I found this tid bit of info out while surfing around the web looking for random food intell.  While it is not a national holiday I thought celebration of the brownie in either form to be wonderful inspiration for a morning of baking and a chance to learn some food history. 

 

“Blondies” are thought to have been baked and enjoyed before the brownies full of chocolate flavor we love today.  Food historians believe this based on cookbooks.  I bet you have never considered your collection of cookbooks to be a contemporary historical of the gastronomical enjoyments of our time – but it truly is. 

 

These aged cookbooks show the major ingredients of “blondies” were butter, and brown sugar – like the components of butterscotch candies which were well enjoyed in the mid nineteenth century.  There were cookbooks whose directions showed a mixture of butterscotch candy ingredients mixed with flour and a leavening agent.

 

Historians seem to agree that chocolate flavored brownies came into popularity in the twentieth century’s start when mass production of cocoa and chocolate became widely available and much more affordable. 

 

Knowing all of this I sat down this morning and wrote a recipe for Blonde Brownies that I really like.  The smell was delicious in the house and the taste was fantastic. 

Blonde brownie1

Blonde Brownie Day Brownies 

Ingredients

6 Tbsps of Unsalted Butter

2 Tbsps of Mascarpone Cheese

1 Tbsp of Milk (I used Skim)

1 Cup of Light Brown Sugar

1 Egg Beaten

1 Cup of Sifted Flour + 1 Tbsp (I used All Purpose)

½ Tsp Baking Powder

2 Tsps of Vanilla

½ Cup of Finely Chopped Walnuts

1/8 Tsp Salt

4 Tbsps Chopped Hershey’s Chocolate Bar

Directions
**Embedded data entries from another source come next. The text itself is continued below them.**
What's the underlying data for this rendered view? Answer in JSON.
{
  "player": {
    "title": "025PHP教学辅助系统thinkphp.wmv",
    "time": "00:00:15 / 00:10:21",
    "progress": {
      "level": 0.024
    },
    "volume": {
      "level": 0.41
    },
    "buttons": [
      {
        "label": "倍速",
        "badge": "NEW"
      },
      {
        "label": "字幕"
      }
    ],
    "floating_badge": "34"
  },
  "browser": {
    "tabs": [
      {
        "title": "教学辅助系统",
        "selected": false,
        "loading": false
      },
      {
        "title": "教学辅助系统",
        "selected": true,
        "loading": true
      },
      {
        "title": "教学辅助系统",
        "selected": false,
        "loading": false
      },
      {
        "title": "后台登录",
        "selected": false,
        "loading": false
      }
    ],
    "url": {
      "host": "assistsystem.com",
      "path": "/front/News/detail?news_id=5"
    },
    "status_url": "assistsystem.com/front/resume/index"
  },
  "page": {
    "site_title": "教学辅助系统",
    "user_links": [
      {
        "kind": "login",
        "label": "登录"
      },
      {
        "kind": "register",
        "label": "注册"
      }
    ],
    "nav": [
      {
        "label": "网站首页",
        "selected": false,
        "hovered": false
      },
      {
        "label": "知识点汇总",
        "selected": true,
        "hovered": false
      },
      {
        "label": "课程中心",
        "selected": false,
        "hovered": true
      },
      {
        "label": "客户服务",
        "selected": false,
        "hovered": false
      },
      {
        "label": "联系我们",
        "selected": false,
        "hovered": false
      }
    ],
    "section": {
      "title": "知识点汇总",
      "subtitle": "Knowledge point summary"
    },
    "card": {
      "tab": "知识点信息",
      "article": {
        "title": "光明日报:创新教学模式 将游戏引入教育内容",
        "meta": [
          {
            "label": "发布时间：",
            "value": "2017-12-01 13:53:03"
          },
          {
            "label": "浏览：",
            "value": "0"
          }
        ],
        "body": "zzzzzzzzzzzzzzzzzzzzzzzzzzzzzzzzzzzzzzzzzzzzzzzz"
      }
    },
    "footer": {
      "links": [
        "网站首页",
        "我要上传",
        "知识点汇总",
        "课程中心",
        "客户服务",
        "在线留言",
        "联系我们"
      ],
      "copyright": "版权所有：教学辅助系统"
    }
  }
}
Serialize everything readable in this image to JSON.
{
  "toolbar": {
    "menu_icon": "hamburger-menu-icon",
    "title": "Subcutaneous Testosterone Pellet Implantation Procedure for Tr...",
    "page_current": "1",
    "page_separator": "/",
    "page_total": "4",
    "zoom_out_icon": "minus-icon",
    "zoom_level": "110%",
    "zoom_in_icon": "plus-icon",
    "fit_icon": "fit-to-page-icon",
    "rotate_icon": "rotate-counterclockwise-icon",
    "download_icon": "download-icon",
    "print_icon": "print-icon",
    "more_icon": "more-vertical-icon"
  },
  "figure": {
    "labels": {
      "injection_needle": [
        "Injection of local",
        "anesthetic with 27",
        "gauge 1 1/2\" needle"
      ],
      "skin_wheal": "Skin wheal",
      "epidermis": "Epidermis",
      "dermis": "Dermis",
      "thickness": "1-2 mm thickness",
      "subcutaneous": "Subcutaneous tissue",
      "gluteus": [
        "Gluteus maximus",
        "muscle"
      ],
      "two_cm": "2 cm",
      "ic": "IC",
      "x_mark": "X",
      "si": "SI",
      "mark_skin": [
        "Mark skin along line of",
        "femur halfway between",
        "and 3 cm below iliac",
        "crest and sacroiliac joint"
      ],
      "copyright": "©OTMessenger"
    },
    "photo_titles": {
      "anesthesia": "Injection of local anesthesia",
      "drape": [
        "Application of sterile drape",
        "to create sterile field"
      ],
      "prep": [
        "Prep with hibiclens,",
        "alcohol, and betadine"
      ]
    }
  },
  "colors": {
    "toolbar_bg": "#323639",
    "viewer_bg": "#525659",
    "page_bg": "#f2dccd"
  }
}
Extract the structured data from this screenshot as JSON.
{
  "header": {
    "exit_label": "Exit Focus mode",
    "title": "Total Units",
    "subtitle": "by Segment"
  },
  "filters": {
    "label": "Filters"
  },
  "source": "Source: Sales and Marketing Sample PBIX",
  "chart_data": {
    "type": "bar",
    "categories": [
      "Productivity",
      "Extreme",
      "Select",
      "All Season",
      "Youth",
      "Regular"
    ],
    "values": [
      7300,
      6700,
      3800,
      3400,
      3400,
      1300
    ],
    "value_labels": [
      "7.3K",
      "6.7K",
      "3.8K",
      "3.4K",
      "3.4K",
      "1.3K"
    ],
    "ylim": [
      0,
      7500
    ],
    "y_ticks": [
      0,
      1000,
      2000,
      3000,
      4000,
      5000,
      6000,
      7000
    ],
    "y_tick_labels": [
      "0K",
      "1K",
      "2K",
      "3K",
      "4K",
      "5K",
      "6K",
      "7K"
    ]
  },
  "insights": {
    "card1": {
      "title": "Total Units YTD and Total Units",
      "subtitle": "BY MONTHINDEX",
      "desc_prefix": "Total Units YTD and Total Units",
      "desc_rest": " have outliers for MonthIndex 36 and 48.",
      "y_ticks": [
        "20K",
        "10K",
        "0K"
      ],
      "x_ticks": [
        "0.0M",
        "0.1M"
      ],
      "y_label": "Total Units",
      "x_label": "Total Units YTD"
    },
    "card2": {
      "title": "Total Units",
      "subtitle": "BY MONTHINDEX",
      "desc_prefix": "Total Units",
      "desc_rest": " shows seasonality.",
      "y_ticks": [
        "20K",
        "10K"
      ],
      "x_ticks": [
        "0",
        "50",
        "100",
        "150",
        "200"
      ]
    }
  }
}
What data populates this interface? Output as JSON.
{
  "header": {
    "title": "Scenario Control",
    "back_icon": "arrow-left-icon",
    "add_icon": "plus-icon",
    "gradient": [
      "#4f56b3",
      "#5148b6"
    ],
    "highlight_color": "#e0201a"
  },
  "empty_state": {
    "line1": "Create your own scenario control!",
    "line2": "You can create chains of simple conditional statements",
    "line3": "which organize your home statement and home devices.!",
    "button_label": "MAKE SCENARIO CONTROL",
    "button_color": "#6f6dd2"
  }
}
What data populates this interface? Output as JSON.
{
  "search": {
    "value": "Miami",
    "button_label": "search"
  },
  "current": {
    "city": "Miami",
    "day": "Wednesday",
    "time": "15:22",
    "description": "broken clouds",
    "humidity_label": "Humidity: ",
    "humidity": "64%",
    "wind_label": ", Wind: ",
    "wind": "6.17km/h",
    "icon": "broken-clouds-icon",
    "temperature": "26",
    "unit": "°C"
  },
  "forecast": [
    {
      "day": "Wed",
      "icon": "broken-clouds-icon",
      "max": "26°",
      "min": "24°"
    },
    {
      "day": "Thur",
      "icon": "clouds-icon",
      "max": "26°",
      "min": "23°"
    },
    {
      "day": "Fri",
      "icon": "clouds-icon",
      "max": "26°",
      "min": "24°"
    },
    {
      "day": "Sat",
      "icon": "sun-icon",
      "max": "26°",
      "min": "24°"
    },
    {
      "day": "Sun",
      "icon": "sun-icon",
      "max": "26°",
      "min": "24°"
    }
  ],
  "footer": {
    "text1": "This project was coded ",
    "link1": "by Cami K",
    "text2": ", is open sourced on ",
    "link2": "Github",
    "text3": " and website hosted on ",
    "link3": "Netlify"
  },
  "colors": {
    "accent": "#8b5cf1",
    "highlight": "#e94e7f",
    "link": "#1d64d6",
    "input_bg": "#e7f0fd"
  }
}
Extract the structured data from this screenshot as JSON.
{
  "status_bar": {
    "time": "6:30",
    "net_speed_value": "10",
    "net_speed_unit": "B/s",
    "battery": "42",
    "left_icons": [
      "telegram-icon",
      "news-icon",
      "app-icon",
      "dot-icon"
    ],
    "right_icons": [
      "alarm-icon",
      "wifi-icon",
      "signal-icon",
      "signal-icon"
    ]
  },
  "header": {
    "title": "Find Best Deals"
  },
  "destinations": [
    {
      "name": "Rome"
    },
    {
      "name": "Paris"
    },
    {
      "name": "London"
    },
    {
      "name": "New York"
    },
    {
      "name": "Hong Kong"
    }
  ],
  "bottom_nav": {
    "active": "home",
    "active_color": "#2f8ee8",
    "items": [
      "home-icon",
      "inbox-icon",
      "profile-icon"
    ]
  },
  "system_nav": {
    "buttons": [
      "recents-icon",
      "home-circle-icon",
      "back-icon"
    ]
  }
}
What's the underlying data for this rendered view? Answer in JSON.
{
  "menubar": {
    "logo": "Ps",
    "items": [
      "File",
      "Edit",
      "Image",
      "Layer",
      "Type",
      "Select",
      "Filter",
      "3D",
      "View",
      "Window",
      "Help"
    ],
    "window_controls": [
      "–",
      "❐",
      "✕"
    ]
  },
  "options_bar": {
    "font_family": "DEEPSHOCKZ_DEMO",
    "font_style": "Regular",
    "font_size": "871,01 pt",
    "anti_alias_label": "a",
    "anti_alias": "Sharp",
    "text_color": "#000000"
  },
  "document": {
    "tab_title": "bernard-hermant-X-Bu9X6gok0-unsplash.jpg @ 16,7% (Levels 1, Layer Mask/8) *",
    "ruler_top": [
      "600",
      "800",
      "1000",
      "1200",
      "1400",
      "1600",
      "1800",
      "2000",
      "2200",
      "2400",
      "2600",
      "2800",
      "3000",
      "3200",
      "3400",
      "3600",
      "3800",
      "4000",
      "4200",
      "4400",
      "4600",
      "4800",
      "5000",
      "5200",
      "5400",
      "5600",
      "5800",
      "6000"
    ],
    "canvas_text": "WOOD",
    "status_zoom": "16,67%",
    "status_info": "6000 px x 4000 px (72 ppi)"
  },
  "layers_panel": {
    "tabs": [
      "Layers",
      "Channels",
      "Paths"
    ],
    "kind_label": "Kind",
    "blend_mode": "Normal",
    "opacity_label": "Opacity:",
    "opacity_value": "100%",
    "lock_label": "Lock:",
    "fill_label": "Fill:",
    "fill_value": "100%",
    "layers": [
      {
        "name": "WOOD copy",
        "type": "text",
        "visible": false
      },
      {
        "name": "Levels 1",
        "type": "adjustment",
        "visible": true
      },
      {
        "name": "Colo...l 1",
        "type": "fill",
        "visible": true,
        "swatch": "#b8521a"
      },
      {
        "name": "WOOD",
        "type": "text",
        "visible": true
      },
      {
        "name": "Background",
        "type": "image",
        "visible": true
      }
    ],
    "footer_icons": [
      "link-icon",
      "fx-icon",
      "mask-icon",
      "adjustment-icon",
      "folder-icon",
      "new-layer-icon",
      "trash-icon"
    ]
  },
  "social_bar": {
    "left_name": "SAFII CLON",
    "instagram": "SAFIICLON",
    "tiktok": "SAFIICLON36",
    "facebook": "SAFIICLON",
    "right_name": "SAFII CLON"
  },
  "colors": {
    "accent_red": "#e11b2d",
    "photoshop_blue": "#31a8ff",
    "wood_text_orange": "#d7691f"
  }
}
Preheat the oven to 350 degrees.

 

Butter and flour (I use the Crisco + flour spray) an 8×8 cake pan and set aside.

 

Combine the butter, mascarpone, and milk in a sauce pan over low heat (I use a heat diffuser to ensure that the dairy products won’t scorch) till butter and mascarpone melts.  Once this happens remove from heat.

 

Add the light brown sugar (you can use dark but I enjoy the light color maintained by the light color of the sugar), beaten egg, and vanilla until combined thoroughly. 

 

Combine the flour (minus the one extra tablespoon), baking powder, and salt into the now wet sugar mixture.

 

Take the extra tablespoon of flour and toss with the walnuts (I picked this up from Ina Garten that this will help suspend the nuts or chocolate evenly throughout).  Now incorporate the nuts and flour into the mixture.  Stir well.

 

Pour into the 8×8. 

 

In half of my brownies I placed the chopped chocolate on the top of the brownie for my friend who enjoys chocolate mixed into her “blondies” as many people do.  I wanted mine “pure”.

 

Bake for 25-29 minutes based on your oven – of course check for a clean toothpick or knife.

 

Let the pan cool and then slice into bars or 2x2s.

Blonde brownie 2

So make brownies blonde or otherwise and enjoy – after all it is a holiday.

 

Thanks to http://www.foodtimeline.org/foodfaq.html#blondies – for the history facts.